* Data records for software interfaces
___

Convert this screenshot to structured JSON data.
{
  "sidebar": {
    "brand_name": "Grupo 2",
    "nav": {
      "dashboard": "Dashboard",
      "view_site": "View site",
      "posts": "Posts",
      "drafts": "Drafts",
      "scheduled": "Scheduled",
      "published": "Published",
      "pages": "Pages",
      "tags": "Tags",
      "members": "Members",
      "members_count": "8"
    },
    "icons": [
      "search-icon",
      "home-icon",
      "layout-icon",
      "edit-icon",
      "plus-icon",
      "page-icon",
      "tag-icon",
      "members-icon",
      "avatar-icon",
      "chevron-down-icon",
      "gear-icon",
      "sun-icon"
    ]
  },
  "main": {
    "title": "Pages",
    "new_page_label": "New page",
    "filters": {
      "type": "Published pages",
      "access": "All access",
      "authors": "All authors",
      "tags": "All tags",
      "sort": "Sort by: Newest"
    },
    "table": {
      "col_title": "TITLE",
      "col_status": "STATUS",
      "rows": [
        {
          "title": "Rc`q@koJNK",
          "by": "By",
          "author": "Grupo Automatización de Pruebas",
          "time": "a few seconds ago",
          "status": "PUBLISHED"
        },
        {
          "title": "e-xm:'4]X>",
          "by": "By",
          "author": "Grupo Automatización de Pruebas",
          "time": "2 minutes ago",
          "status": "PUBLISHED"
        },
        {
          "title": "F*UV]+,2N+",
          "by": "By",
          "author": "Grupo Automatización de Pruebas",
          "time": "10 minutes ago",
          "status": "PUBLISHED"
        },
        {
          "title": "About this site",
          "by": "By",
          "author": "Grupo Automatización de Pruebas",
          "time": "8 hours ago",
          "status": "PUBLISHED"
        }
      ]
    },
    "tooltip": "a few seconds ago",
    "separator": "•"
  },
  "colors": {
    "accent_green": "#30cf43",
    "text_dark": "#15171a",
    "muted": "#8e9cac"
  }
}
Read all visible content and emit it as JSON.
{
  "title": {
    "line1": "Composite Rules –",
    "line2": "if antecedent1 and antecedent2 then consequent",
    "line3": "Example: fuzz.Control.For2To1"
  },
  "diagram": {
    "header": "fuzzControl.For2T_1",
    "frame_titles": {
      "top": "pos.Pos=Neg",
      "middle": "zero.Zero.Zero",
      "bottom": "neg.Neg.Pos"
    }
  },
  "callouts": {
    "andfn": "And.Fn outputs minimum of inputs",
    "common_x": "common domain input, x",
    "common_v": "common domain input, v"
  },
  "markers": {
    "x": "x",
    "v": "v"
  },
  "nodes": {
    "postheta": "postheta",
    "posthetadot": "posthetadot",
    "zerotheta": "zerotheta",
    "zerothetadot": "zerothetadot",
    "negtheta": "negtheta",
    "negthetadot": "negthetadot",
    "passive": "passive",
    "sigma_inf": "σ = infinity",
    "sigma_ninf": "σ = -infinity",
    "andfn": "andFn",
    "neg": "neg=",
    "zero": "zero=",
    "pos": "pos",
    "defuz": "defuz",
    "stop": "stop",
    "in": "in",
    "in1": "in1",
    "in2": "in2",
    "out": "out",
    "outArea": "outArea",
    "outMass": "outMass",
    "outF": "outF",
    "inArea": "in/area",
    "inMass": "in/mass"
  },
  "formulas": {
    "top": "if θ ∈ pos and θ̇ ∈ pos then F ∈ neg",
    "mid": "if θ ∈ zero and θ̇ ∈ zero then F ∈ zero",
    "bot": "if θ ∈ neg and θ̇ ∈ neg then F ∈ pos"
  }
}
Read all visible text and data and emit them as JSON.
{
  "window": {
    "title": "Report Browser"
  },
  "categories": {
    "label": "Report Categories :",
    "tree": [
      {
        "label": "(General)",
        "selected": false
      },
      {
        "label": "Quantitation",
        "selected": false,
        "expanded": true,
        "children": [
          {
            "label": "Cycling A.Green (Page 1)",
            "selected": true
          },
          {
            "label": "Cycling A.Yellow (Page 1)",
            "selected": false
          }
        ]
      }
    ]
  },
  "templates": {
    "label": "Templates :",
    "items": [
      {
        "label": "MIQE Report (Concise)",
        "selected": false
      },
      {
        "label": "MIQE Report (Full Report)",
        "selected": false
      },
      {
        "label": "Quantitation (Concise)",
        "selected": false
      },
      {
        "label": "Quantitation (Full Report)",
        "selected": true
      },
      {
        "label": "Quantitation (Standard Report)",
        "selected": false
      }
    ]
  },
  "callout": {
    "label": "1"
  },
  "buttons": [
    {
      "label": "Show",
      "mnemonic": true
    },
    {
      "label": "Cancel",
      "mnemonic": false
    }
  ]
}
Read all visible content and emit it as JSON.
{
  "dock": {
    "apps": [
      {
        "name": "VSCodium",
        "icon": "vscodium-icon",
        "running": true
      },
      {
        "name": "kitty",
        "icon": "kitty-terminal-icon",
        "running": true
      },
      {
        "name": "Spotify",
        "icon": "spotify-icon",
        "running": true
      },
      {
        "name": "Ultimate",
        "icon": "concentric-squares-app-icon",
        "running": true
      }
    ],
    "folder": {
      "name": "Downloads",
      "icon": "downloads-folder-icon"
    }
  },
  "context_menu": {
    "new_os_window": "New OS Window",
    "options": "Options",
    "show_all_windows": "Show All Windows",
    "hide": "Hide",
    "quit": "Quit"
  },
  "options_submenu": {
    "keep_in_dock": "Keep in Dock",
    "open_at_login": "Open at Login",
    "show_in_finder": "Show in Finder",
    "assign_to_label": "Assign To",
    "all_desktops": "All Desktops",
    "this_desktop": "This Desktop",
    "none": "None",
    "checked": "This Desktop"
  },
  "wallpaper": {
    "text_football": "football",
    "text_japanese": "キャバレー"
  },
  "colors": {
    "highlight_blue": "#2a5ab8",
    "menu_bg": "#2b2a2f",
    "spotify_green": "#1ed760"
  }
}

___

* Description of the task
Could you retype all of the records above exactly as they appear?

* Output below
Convert this screenshot to structured JSON data.
{
  "sidebar": {
    "brand_name": "Grupo 2",
    "nav": {
      "dashboard": "Dashboard",
      "view_site": "View site",
      "posts": "Posts",
      "drafts": "Drafts",
      "scheduled": "Scheduled",
      "published": "Published",
      "pages": "Pages",
      "tags": "Tags",
      "members": "Members",
      "members_count": "8"
    },
    "icons": [
      "search-icon",
      "home-icon",
      "layout-icon",
      "edit-icon",
      "plus-icon",
      "page-icon",
      "tag-icon",
      "members-icon",
      "avatar-icon",
      "chevron-down-icon",
      "gear-icon",
      "sun-icon"
    ]
  },
  "main": {
    "title": "Pages",
    "new_page_label": "New page",
    "filters": {
      "type": "Published pages",
      "access": "All access",
      "authors": "All authors",
      "tags": "All tags",
      "sort": "Sort by: Newest"
    },
    "table": {
      "col_title": "TITLE",
      "col_status": "STATUS",
      "rows": [
        {
          "title": "Rc`q@koJNK",
          "by": "By",
          "author": "Grupo Automatización de Pruebas",
          "time": "a few seconds ago",
          "status": "PUBLISHED"
        },
        {
          "title": "e-xm:'4]X>",
          "by": "By",
          "author": "Grupo Automatización de Pruebas",
          "time": "2 minutes ago",
          "status": "PUBLISHED"
        },
        {
          "title": "F*UV]+,2N+",
          "by": "By",
          "author": "Grupo Automatización de Pruebas",
          "time": "10 minutes ago",
          "status": "PUBLISHED"
        },
        {
          "title": "About this site",
          "by": "By",
          "author": "Grupo Automatización de Pruebas",
          "time": "8 hours ago",
          "status": "PUBLISHED"
        }
      ]
    },
    "tooltip": "a few seconds ago",
    "separator": "•"
  },
  "colors": {
    "accent_green": "#30cf43",
    "text_dark": "#15171a",
    "muted": "#8e9cac"
  }
}
Read all visible content and emit it as JSON.
{
  "title": {
    "line1": "Composite Rules –",
    "line2": "if antecedent1 and antecedent2 then consequent",
    "line3": "Example: fuzz.Control.For2To1"
  },
  "diagram": {
    "header": "fuzzControl.For2T_1",
    "frame_titles": {
      "top": "pos.Pos=Neg",
      "middle": "zero.Zero.Zero",
      "bottom": "neg.Neg.Pos"
    }
  },
  "callouts": {
    "andfn": "And.Fn outputs minimum of inputs",
    "common_x": "common domain input, x",
    "common_v": "common domain input, v"
  },
  "markers": {
    "x": "x",
    "v": "v"
  },
  "nodes": {
    "postheta": "postheta",
    "posthetadot": "posthetadot",
    "zerotheta": "zerotheta",
    "zerothetadot": "zerothetadot",
    "negtheta": "negtheta",
    "negthetadot": "negthetadot",
    "passive": "passive",
    "sigma_inf": "σ = infinity",
    "sigma_ninf": "σ = -infinity",
    "andfn": "andFn",
    "neg": "neg=",
    "zero": "zero=",
    "pos": "pos",
    "defuz": "defuz",
    "stop": "stop",
    "in": "in",
    "in1": "in1",
    "in2": "in2",
    "out": "out",
    "outArea": "outArea",
    "outMass": "outMass",
    "outF": "outF",
    "inArea": "in/area",
    "inMass": "in/mass"
  },
  "formulas": {
    "top": "if θ ∈ pos and θ̇ ∈ pos then F ∈ neg",
    "mid": "if θ ∈ zero and θ̇ ∈ zero then F ∈ zero",
    "bot": "if θ ∈ neg and θ̇ ∈ neg then F ∈ pos"
  }
}
Read all visible text and data and emit them as JSON.
{
  "window": {
    "title": "Report Browser"
  },
  "categories": {
    "label": "Report Categories :",
    "tree": [
      {
        "label": "(General)",
        "selected": false
      },
      {
        "label": "Quantitation",
        "selected": false,
        "expanded": true,
        "children": [
          {
            "label": "Cycling A.Green (Page 1)",
            "selected": true
          },
          {
            "label": "Cycling A.Yellow (Page 1)",
            "selected": false
          }
        ]
      }
    ]
  },
  "templates": {
    "label": "Templates :",
    "items": [
      {
        "label": "MIQE Report (Concise)",
        "selected": false
      },
      {
        "label": "MIQE Report (Full Report)",
        "selected": false
      },
      {
        "label": "Quantitation (Concise)",
        "selected": false
      },
      {
        "label": "Quantitation (Full Report)",
        "selected": true
      },
      {
        "label": "Quantitation (Standard Report)",
        "selected": false
      }
    ]
  },
  "callout": {
    "label": "1"
  },
  "buttons": [
    {
      "label": "Show",
      "mnemonic": true
    },
    {
      "label": "Cancel",
      "mnemonic": false
    }
  ]
}
Read all visible content and emit it as JSON.
{
  "dock": {
    "apps": [
      {
        "name": "VSCodium",
        "icon": "vscodium-icon",
        "running": true
      },
      {
        "name": "kitty",
        "icon": "kitty-terminal-icon",
        "running": true
      },
      {
        "name": "Spotify",
        "icon": "spotify-icon",
        "running": true
      },
      {
        "name": "Ultimate",
        "icon": "concentric-squares-app-icon",
        "running": true
      }
    ],
    "folder": {
      "name": "Downloads",
      "icon": "downloads-folder-icon"
    }
  },
  "context_menu": {
    "new_os_window": "New OS Window",
    "options": "Options",
    "show_all_windows": "Show All Windows",
    "hide": "Hide",
    "quit": "Quit"
  },
  "options_submenu": {
    "keep_in_dock": "Keep in Dock",
    "open_at_login": "Open at Login",
    "show_in_finder": "Show in Finder",
    "assign_to_label": "Assign To",
    "all_desktops": "All Desktops",
    "this_desktop": "This Desktop",
    "none": "None",
    "checked": "This Desktop"
  },
  "wallpaper": {
    "text_football": "football",
    "text_japanese": "キャバレー"
  },
  "colors": {
    "highlight_blue": "#2a5ab8",
    "menu_bg": "#2b2a2f",
    "spotify_green": "#1ed760"
  }
}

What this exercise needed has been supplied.